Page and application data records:
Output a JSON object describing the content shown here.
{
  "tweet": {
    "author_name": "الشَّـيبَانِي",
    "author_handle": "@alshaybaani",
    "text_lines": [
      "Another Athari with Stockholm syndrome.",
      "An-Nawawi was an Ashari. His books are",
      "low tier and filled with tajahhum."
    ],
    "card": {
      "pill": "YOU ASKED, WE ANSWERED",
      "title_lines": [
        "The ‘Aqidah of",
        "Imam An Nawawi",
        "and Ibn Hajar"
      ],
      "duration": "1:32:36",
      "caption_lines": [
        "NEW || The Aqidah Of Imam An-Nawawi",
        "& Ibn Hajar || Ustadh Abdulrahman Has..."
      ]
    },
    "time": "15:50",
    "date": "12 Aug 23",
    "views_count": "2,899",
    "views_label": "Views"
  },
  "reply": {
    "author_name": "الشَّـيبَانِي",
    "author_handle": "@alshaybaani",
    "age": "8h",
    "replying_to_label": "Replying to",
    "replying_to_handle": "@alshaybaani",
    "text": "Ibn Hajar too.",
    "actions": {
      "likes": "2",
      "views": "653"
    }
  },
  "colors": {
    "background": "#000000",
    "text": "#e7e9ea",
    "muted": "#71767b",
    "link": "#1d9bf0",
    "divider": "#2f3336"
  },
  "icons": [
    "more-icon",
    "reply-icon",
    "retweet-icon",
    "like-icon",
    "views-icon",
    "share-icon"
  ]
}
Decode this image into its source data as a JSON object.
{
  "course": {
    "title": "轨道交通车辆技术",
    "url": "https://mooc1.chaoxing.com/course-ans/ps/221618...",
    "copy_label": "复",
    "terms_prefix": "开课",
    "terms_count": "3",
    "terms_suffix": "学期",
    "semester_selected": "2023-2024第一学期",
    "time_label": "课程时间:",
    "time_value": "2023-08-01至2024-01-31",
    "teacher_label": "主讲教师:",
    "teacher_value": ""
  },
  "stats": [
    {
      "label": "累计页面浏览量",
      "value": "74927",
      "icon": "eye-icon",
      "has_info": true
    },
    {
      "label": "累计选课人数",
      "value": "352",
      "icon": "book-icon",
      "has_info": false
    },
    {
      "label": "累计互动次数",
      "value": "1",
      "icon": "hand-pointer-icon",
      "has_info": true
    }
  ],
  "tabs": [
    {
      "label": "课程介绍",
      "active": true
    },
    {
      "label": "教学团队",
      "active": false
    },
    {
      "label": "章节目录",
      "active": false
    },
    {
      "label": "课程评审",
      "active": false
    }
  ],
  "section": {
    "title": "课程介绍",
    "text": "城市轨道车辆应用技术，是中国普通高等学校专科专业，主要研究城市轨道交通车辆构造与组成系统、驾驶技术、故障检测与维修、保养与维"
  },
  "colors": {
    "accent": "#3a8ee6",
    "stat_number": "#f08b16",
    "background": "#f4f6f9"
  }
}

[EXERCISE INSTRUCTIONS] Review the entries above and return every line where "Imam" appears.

[OUTPUT FOR THIS EXERCISE]
        "Imam An Nawawi",
        "NEW || The Aqidah Of Imam An-Nawawi",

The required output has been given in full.